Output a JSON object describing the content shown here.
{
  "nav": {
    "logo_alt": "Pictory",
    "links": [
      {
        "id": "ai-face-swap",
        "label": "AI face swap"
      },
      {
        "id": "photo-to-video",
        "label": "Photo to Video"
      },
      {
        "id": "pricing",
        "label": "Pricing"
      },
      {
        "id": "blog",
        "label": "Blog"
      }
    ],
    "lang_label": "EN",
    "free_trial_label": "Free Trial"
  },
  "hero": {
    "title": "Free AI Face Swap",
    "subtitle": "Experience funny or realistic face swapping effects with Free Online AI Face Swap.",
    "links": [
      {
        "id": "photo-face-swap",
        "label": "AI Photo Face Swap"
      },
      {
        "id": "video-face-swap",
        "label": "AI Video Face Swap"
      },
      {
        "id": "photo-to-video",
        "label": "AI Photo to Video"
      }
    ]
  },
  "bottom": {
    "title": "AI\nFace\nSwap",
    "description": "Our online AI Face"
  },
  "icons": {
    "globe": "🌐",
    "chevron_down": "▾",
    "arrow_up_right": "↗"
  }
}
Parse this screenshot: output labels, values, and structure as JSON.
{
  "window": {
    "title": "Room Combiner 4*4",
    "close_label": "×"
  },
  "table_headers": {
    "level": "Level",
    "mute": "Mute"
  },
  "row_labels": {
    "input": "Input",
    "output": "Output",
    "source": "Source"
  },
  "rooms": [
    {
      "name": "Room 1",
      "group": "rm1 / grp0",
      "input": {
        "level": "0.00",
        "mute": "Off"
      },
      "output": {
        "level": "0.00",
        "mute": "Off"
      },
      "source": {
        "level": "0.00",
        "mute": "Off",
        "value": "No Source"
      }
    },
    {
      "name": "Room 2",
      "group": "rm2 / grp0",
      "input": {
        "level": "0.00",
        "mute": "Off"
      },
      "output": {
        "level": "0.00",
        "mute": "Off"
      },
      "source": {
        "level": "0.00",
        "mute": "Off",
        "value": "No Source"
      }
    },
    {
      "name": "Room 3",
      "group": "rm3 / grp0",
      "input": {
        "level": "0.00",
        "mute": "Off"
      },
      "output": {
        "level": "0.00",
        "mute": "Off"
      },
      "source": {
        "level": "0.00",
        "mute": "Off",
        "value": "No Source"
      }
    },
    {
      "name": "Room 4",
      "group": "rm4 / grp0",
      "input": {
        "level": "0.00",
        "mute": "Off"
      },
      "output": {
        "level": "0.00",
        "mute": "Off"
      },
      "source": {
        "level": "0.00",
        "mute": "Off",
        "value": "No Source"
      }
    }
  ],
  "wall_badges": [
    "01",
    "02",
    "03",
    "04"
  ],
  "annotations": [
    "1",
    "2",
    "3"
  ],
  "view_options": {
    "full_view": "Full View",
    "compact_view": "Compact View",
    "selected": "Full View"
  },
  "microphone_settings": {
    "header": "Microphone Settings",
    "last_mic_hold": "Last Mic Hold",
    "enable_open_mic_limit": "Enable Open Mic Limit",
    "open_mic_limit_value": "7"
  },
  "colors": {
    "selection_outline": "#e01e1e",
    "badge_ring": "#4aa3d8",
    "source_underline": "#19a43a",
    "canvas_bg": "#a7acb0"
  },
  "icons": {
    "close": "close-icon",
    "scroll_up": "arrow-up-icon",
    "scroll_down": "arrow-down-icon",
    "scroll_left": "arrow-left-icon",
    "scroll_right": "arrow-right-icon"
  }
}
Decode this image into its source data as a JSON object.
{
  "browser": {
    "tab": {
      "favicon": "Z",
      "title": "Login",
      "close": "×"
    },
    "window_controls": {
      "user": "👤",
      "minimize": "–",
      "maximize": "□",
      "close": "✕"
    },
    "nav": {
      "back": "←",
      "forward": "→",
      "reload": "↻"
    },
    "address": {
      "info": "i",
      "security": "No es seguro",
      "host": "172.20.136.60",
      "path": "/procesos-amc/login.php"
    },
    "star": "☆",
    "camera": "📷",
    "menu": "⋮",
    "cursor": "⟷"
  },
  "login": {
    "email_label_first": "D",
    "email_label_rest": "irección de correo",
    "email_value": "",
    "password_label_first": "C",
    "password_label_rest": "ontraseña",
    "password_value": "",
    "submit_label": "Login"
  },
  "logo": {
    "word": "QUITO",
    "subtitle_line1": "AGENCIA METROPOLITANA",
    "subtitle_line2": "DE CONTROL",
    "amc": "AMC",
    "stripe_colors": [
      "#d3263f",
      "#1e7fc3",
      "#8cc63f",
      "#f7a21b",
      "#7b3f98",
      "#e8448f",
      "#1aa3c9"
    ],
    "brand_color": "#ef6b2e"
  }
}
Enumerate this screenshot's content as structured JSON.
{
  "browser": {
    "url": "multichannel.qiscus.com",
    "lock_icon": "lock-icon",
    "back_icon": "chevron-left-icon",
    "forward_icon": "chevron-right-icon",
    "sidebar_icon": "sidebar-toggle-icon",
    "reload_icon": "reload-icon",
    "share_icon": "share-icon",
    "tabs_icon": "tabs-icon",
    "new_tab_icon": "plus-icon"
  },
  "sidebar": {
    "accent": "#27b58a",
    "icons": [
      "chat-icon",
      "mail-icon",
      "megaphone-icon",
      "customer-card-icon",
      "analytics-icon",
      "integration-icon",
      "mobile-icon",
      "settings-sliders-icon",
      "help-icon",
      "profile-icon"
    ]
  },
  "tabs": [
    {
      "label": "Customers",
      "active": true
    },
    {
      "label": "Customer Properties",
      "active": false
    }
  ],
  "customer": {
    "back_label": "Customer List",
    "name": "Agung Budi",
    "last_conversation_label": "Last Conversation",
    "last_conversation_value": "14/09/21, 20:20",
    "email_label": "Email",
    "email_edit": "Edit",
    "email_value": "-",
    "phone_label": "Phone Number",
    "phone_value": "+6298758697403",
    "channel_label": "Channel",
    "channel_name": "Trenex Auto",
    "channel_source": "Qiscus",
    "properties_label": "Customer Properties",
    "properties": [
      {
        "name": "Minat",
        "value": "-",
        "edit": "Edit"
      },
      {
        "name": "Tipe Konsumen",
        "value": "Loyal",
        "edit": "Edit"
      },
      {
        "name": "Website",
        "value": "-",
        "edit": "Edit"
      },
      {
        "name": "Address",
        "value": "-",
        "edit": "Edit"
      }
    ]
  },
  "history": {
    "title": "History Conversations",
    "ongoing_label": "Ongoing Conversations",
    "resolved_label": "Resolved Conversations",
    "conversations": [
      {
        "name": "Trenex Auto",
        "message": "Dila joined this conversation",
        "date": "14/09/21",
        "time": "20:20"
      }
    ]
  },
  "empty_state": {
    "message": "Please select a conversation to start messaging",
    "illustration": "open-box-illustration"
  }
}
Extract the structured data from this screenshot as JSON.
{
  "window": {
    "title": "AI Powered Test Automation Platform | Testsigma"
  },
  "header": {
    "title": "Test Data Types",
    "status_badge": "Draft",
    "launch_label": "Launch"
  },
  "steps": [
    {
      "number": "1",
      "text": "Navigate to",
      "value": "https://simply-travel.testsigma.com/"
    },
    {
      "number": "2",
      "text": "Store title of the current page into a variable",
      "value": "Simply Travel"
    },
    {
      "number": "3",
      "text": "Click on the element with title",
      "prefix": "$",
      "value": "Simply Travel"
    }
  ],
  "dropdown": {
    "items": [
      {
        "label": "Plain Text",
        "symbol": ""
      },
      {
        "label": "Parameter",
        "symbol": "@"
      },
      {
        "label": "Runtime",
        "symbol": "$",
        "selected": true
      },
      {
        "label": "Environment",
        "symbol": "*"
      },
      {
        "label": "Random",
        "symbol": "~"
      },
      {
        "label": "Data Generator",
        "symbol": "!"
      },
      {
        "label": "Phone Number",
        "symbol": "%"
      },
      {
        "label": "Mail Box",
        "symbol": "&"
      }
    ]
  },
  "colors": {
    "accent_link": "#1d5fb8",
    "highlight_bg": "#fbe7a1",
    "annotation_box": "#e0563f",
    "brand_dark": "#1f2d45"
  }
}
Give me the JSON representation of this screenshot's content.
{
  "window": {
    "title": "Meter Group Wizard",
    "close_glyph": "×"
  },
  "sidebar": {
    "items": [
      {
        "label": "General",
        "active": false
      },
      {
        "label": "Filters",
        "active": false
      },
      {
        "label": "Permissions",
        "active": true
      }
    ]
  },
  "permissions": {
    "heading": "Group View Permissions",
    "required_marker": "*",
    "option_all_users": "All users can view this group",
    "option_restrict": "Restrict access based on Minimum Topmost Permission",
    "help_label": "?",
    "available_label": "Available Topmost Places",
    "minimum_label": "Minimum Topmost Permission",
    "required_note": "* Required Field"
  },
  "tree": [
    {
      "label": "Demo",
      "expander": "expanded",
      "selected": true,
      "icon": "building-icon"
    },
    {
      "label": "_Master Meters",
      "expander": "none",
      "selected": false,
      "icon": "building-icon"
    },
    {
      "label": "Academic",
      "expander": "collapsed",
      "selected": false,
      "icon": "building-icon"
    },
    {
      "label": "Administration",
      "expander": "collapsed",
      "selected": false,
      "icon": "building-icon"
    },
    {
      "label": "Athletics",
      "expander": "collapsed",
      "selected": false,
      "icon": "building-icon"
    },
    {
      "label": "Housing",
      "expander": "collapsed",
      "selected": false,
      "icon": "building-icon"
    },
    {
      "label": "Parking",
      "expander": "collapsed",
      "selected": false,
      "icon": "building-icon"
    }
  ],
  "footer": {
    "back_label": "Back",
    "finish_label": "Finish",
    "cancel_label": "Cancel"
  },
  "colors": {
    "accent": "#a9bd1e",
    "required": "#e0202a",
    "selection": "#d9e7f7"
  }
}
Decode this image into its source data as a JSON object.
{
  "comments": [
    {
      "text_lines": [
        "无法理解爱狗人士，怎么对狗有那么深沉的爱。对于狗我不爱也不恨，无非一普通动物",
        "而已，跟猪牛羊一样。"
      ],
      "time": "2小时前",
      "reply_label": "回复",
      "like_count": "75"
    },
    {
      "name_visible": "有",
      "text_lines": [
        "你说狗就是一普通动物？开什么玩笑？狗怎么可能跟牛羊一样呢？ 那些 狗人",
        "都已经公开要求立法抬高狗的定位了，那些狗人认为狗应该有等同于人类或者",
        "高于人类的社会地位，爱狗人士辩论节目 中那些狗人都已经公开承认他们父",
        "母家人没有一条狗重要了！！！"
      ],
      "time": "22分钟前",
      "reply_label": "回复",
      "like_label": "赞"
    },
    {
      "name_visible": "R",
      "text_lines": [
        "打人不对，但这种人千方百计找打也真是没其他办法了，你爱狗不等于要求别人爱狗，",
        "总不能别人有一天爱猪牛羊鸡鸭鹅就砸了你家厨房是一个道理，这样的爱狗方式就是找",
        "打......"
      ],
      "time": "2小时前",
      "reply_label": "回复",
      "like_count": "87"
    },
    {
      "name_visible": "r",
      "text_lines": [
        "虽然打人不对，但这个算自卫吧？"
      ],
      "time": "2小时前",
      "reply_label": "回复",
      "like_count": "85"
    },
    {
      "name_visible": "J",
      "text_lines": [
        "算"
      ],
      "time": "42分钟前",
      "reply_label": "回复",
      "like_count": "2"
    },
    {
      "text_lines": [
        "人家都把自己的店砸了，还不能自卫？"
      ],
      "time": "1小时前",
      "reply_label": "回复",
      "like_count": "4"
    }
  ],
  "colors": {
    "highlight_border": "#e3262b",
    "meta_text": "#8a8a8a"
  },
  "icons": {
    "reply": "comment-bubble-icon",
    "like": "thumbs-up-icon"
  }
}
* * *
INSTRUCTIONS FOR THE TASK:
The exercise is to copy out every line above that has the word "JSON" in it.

RESULT FOR THIS TASK:
Output a JSON object describing the content shown here.
Parse this screenshot: output labels, values, and structure as JSON.
Decode this image into its source data as a JSON object.
Enumerate this screenshot's content as structured JSON.
Extract the structured data from this screenshot as JSON.
Give me the JSON representation of this screenshot's content.
Decode this image into its source data as a JSON object.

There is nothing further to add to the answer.